Good Morning. As soon as I iron out a few security issues on my machines, I've decided to open up access to my wireless access point at home (it's called Mothership X, just in case you're ever around). No password, no encryption, just free-and-clear internet access for me and my neighbours. I've been thinking about doing this for a while, for some of the reasons that Bruce Schnier outlines in this article. Also, I find it's a nice way to affirm what I've always thought, deep down inside: people are generally good, and when you share, people will share in kind. Karma and all that. Well, in any case, enjoy the free WiFi, Bed-Stuy.

09 January, 2008

The Pirate's Dilemma

Here's a fascinating excerpt from Matt Mason's new book, The Pirate's Dilemma, via torrentfreak.com. To wit:

We live in a world where it is legal for a company to patent pigs, or any other living thing except for a full birth human being, but copying a CD you bought onto your hard drive is considered an infringement of someone else’s rights. A place where an average law abiding citizen could owe more than $12 million dollars in fines if they were sued every time they accidentally violated copyright law in a single day. A society where it’s ok for each of us to be hit with 5,000 advertising messages every 24 hours, usually without our permission, but creating a piece of art and placing it in public yourself without permission can land you in prison. This isn’t just about the pros and cons of file sharing - this is about an entire species losing its sense of perspective, failing to understand the potential of one of its most precious (and yet most abundant) resources.

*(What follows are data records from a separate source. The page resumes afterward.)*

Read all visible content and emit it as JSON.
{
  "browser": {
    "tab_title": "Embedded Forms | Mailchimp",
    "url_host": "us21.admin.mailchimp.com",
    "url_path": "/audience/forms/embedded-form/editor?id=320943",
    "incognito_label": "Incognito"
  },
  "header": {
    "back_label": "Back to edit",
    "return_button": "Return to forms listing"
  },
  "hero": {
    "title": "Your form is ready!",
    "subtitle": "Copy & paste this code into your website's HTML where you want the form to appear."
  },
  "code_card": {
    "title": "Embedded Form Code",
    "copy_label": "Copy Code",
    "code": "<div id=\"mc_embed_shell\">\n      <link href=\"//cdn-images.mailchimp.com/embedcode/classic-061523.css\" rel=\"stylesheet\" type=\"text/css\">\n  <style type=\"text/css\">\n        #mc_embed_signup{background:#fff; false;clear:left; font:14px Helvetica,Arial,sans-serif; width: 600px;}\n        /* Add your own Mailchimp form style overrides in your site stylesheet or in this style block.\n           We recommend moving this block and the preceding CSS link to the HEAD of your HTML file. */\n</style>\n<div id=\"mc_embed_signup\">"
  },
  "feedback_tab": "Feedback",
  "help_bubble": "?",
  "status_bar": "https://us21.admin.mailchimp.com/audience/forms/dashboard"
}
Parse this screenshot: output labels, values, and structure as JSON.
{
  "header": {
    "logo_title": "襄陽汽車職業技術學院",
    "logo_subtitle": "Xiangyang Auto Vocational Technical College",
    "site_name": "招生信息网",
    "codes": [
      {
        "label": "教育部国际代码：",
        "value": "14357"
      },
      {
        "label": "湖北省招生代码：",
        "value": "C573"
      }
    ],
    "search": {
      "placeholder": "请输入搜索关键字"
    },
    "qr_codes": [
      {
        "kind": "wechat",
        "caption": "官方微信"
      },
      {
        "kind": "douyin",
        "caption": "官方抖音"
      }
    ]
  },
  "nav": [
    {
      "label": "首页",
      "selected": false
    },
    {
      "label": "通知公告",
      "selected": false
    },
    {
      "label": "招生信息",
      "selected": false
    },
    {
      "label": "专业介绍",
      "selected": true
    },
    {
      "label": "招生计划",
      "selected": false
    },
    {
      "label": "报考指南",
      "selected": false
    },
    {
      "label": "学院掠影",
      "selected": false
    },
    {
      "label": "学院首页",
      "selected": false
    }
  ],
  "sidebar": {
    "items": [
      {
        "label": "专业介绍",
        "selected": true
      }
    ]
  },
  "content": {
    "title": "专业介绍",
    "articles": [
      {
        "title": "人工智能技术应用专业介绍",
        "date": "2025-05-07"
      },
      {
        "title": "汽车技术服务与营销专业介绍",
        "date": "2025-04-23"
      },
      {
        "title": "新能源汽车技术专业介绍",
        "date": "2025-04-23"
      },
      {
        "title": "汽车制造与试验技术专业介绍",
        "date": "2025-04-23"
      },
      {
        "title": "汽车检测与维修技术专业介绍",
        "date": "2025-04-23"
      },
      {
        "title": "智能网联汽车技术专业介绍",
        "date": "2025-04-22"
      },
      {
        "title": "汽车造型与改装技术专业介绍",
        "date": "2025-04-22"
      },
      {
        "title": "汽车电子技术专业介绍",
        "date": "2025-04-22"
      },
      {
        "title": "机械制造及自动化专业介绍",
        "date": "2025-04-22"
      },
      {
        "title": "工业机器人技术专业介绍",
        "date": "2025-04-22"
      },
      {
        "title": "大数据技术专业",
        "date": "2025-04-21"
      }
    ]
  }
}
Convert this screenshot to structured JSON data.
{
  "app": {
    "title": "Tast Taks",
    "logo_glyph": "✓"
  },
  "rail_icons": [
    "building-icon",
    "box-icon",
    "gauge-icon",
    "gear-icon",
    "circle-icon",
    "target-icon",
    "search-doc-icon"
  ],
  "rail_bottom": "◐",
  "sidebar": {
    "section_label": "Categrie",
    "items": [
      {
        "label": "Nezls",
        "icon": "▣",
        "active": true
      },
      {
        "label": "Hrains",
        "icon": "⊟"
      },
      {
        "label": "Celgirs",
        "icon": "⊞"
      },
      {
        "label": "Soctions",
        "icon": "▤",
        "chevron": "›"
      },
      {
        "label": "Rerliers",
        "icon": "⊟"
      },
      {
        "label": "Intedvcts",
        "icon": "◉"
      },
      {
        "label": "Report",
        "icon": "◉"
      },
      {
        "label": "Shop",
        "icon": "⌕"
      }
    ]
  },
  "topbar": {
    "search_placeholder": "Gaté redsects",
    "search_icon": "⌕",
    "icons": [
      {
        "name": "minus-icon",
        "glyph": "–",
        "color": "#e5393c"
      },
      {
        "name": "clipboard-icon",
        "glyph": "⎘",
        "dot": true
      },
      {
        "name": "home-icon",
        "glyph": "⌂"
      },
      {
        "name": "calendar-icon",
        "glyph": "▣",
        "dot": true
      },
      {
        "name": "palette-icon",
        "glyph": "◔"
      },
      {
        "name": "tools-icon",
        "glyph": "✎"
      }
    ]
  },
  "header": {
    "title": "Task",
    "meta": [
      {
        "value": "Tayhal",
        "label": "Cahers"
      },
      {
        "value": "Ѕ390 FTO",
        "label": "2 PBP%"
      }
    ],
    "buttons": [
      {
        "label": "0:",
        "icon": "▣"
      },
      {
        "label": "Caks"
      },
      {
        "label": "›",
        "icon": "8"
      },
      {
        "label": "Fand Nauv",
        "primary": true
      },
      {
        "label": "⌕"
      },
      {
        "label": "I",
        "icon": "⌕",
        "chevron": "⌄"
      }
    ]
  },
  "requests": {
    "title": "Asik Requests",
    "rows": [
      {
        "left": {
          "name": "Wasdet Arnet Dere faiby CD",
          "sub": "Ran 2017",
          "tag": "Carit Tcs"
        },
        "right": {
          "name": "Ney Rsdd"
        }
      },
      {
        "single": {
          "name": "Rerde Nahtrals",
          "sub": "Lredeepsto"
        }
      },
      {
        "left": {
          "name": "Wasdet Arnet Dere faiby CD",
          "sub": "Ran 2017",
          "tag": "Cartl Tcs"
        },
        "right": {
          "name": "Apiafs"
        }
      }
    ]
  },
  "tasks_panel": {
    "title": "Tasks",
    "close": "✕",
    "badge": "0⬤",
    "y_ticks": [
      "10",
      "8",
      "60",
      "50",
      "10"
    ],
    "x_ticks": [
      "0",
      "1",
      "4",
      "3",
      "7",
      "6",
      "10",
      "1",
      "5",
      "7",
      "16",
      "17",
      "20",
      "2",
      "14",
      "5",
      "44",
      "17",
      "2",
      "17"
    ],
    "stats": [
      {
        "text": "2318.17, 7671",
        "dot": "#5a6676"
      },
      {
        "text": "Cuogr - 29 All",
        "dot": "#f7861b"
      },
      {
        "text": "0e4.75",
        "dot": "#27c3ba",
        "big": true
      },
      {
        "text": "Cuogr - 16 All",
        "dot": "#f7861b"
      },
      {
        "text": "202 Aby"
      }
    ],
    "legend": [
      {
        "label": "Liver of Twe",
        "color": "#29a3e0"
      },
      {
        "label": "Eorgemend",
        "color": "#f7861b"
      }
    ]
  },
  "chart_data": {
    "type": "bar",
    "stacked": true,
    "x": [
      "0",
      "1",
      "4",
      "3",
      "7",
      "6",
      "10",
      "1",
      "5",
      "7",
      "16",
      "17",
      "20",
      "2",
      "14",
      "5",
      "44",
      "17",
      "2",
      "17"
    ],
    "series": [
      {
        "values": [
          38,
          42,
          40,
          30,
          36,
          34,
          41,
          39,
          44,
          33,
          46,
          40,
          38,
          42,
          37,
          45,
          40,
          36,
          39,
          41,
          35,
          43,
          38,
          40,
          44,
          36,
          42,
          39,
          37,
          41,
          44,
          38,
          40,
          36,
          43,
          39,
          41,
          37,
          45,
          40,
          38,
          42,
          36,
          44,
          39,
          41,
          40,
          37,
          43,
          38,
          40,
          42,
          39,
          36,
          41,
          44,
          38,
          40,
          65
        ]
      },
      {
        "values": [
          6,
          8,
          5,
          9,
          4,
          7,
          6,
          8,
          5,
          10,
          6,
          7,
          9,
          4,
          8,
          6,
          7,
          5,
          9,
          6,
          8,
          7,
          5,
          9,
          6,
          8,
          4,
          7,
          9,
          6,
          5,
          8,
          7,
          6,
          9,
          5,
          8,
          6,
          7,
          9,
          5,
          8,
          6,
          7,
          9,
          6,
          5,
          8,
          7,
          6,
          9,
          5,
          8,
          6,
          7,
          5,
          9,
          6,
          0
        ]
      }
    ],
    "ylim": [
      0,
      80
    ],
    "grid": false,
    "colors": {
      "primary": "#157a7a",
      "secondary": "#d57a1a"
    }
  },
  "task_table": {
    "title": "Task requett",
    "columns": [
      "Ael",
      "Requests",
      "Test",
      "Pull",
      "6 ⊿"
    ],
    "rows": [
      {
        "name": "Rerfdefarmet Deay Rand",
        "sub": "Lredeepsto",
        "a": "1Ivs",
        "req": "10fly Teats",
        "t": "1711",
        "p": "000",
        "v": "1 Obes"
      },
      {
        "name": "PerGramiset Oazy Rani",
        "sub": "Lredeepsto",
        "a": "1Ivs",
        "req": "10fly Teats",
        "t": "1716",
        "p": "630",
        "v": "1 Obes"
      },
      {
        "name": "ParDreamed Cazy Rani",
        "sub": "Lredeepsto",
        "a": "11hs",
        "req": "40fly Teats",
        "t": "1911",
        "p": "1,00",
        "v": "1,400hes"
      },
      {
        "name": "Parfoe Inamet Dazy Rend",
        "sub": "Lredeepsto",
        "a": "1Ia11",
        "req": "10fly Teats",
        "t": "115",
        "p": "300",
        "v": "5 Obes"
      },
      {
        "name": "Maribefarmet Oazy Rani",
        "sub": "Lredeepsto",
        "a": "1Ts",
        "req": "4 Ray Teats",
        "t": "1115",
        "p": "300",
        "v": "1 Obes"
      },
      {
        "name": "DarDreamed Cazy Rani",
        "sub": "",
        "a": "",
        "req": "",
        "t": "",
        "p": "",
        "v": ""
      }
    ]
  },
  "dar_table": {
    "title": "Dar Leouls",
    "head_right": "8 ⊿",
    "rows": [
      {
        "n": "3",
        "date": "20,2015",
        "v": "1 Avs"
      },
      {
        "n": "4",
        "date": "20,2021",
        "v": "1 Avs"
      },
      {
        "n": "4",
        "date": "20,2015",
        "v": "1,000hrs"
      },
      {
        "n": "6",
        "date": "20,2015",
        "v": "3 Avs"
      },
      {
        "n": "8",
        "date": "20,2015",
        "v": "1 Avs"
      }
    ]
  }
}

Many of us are confused about whether our ideas should count as information, or property. When we have a new idea, there are two opposing forces at work. At the same time as we are thinking “how can I get this out there?” we’re also asking ourselves “how can I benefit from/monetize this idea?” We want to spread ideas as information, but capitalize on them as intellectual property. This problem with information is something I call The Pirate’s Dilemma.

Interesting stuff, and there's not much on there that I don't agree with. I've had this book mentioned to me three times today alone—I'm going to have to shortlist it on my reading pile. . . .

02 January, 2008

Not dead, just resting. . .

I'll be back, like the Terminator. Except without the shotgun and the kickass bionics, unfortunately.